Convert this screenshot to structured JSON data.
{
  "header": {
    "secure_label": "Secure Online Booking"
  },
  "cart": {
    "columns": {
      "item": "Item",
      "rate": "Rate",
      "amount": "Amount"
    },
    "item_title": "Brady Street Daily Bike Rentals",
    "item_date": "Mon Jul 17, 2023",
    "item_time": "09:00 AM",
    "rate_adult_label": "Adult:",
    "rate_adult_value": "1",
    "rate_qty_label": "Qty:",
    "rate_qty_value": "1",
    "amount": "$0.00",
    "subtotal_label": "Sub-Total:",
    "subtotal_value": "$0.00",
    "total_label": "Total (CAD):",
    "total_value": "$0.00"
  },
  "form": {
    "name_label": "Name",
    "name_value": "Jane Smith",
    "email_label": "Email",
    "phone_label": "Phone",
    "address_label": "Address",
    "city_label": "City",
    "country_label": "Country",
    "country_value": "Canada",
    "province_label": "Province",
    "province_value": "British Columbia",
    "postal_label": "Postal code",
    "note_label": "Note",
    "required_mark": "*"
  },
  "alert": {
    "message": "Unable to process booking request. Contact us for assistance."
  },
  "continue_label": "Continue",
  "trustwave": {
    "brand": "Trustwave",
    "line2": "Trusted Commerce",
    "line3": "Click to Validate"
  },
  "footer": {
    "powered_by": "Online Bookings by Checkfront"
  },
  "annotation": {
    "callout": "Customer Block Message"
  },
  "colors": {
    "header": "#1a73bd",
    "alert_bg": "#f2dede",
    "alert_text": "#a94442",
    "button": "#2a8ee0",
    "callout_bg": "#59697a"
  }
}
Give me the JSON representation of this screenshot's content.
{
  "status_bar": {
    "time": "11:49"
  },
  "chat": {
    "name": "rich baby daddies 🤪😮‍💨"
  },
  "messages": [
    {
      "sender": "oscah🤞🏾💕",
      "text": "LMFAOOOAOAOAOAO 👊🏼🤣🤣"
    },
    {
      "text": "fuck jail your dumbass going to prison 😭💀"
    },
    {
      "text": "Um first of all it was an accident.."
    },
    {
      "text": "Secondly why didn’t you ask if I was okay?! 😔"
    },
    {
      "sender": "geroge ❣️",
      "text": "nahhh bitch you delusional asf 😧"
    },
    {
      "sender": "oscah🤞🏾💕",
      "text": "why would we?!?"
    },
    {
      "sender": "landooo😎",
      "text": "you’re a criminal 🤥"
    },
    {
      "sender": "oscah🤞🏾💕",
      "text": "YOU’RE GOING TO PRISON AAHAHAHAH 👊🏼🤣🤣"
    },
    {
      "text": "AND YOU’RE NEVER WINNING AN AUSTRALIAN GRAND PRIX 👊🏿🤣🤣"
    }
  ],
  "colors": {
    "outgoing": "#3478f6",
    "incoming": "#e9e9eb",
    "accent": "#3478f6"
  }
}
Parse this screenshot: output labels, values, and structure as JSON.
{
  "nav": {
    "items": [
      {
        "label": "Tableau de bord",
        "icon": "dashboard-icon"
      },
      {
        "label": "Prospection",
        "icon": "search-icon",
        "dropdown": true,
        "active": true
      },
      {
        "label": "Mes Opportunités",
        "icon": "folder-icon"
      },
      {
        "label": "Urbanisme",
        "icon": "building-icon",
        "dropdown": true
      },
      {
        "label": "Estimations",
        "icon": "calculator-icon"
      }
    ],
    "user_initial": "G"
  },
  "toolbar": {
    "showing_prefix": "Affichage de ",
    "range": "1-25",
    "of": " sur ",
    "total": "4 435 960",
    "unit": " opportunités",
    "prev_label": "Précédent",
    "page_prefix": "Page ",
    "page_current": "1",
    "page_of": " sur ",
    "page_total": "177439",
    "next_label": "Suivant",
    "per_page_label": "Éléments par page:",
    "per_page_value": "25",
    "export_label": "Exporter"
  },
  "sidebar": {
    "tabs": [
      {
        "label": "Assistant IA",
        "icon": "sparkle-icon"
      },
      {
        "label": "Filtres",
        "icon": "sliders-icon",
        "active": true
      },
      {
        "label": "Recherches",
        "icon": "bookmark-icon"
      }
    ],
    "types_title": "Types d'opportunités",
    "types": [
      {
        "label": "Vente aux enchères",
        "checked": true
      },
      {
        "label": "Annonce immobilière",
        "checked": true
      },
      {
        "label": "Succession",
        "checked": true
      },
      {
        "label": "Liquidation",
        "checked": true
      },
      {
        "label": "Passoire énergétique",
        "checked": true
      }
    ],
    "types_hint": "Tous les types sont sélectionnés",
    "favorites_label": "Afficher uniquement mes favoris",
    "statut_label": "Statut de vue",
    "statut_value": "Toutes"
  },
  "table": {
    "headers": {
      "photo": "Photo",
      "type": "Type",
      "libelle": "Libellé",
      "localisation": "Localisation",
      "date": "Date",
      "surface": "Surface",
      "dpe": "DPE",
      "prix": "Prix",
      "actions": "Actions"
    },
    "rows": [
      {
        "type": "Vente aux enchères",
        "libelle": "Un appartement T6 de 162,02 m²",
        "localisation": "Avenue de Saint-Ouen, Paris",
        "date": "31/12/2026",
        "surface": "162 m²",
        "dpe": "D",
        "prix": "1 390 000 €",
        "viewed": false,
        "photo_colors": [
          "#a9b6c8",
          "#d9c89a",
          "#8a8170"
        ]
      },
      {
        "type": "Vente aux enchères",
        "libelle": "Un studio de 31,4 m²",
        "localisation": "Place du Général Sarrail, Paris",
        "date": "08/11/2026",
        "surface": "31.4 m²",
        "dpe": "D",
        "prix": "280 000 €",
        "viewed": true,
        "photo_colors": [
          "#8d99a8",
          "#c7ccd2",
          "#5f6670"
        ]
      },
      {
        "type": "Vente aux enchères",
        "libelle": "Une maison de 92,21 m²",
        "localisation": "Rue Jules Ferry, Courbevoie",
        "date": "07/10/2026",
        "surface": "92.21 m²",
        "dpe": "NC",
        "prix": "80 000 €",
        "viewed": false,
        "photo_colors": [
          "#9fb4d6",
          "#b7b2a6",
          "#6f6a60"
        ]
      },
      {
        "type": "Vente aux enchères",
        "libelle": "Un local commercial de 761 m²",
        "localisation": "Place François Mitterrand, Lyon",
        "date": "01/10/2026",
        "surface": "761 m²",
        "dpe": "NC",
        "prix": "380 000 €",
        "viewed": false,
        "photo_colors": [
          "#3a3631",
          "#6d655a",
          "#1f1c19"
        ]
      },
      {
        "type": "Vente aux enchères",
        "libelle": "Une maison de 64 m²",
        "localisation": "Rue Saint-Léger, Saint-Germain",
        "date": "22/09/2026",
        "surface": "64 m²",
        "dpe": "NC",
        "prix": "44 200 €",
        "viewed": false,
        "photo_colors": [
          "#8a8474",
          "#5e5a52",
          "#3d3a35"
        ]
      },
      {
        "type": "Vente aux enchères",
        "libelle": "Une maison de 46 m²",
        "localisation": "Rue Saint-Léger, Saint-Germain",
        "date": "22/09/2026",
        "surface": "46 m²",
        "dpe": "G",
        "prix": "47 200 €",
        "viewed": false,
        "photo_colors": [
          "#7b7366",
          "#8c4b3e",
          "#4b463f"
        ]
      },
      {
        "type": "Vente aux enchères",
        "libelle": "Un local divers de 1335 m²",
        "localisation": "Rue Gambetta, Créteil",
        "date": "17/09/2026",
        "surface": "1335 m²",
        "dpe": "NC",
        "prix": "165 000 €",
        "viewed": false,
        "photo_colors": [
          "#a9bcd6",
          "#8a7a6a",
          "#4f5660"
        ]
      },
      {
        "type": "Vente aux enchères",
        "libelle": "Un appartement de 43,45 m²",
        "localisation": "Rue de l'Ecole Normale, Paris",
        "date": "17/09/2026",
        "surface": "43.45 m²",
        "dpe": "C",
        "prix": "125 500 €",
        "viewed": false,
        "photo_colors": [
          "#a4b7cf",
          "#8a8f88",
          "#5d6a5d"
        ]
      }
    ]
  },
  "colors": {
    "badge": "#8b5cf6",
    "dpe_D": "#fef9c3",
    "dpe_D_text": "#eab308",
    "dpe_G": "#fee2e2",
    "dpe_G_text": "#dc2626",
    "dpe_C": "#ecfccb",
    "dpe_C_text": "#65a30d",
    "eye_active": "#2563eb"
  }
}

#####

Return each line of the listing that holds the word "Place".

Reply to the task:
        "localisation": "Place du Général Sarrail, Paris",
        "localisation": "Place François Mitterrand, Lyon",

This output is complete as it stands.